Another great thing about extra virgin pine nut oil is that, in addition to taking it straight by the teaspoon, you can use it in a variety of delicious and healthy recipes ranging from salad dressings and pastas to pesto and homemade nut butters. Extra virgin pine nut oil is a gourmet culinary oil that can be used in your kitchen in a variety of creative ways. For example, you could use in baking and light sauteing, or as an absolutely delightful dipping oil. If desired, it can be mixed into olive oil or used instead of it on your salad or in any of your favorite dishes that call for vegetable oil. We have a special page on our site devoted to our very own favorite pine nut oil recipes. And, most importantly, pine nut oil makes every meal you cook more satisfying and nutritious.

In addition to being a potent gastrointestinal healer and digestive aid, extra virgin pine nut oil is also successfully used in naturopathic medicine to treat cardiovascular, inflammatory, and autoimmune disorders. Pine nut oil also offers powerful antioxidant protection to those exposed to increased oxidative stress (a group that includes pretty much everybody living in industrialized countries in the 21st century).

If you would like to order naturally grown, extra virgin pine nut oil, please visit out order page. If you want more information or have additional questions, please send an e-mail to our holistic nutritionists at consult@siberiantigernaturals.com. We are looking forward to hearing from you!

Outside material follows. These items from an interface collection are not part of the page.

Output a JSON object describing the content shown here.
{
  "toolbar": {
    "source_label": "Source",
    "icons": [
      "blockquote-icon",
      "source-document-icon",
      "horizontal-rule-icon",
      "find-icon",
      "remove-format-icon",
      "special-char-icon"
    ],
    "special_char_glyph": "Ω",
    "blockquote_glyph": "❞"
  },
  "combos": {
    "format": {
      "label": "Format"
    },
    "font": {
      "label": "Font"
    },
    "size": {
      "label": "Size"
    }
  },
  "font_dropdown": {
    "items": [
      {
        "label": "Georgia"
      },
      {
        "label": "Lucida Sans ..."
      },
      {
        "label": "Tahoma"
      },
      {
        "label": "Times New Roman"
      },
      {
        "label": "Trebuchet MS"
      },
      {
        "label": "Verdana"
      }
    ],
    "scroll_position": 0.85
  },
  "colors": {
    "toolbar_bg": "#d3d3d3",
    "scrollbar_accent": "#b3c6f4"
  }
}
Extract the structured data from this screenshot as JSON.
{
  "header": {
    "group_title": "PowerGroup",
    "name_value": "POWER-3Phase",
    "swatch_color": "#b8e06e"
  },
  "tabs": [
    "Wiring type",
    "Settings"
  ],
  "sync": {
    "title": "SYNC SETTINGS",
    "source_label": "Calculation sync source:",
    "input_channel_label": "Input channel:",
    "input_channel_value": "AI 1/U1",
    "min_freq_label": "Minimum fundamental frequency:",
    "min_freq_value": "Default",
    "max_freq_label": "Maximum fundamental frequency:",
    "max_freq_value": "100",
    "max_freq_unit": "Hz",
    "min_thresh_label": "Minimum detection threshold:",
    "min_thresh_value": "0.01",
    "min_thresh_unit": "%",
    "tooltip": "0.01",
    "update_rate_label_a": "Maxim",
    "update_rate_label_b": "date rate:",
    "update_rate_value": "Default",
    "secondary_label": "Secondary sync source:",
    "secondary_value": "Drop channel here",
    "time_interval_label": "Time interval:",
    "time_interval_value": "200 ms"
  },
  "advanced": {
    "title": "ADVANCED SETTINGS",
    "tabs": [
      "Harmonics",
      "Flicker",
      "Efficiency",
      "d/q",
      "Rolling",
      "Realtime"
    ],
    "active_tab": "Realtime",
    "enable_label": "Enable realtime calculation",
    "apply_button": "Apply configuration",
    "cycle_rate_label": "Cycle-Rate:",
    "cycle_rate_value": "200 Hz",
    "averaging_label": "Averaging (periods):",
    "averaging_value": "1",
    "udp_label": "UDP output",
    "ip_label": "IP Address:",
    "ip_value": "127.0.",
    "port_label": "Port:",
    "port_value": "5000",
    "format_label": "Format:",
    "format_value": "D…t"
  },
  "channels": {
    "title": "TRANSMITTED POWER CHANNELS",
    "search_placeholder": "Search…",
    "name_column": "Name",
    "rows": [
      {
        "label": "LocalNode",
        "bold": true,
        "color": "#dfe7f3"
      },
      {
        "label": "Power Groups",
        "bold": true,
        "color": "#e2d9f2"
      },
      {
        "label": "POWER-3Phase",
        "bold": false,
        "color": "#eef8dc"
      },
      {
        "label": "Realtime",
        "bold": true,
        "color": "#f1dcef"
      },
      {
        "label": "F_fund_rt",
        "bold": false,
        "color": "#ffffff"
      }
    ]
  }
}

1. Kissileff HR, Pi-Sunyer FX, Thornton J, and Smith GP. Cholecystokinin decreases food intake in man. American Journal of Clinical Nutrition, 34: 154-160, 1981.
2. Harry R. Kissileff, Julie C. Carretta, Allan Geliebter, and F. Xavier Pi-Sunyer. Cholecystokinin and stomach distension combine to reduce food intake in humans. American Journal of Physiology, 285: R992-R998, 2003.
3. Stephen C. Woods. Gastrointestinal Satiety Signals I. An overview of gastrointestinal signals that influence food intake. American Journal of Physiology, 286: G7-G13, 2004.
3. Moran TH and Schwartz GJ. Neurobiology of Cholecystokinin. Critical Review of Neurobiology, 9: 1-28, 1994.
4. Muurahainenn N, Kissileff HR, Derogatis AJ, and Pi-Sunyer FX. Effects of cholecystokinin-octapeptide (CCK-8) on food intake and gastric emptying in man. Physiology & Behavior, 44: 644-649, 1988.
5. Smith GP and Gibbs J. The development and proof of the cholecystokinin hypothesis of satiety. In: Multiple Cholecystokinin Receptors in the CNS, edited by Dourish CT, Cooper SJ, Iversen SD, and Iversen LL. Oxford: Oxford University Press, 1992, p. 166-182.

©Copyright 2004-2018 Siberian Tiger Naturals, Inc. All Rights Reserved. Note: Extra virgin pine nut oil, Sea Buckthorn oil and Camelina (wild flax) oil are foods. However, under certain circumstances they may be considered dietary supplements under US Law. With regard to those situations, the law requires us to make the following disclosure: "The information, products and statements (herein Contents) contained in this web site have not been evaluated by the US Food and Drug Administration. The Contents are not intended to diagnose, treat, prevent or cure any disease. The Contents are for informational purposes only and no claim is made to the accuracy or fitness for a particular purpose. The Contents should not to be construed as a substitute for treatment or professional medical advice. Your continued use of the Contents, constitutes your agreement to be bound by these Terms of Use. Any actions arising out of or in connection with the Contents are at your sole liability."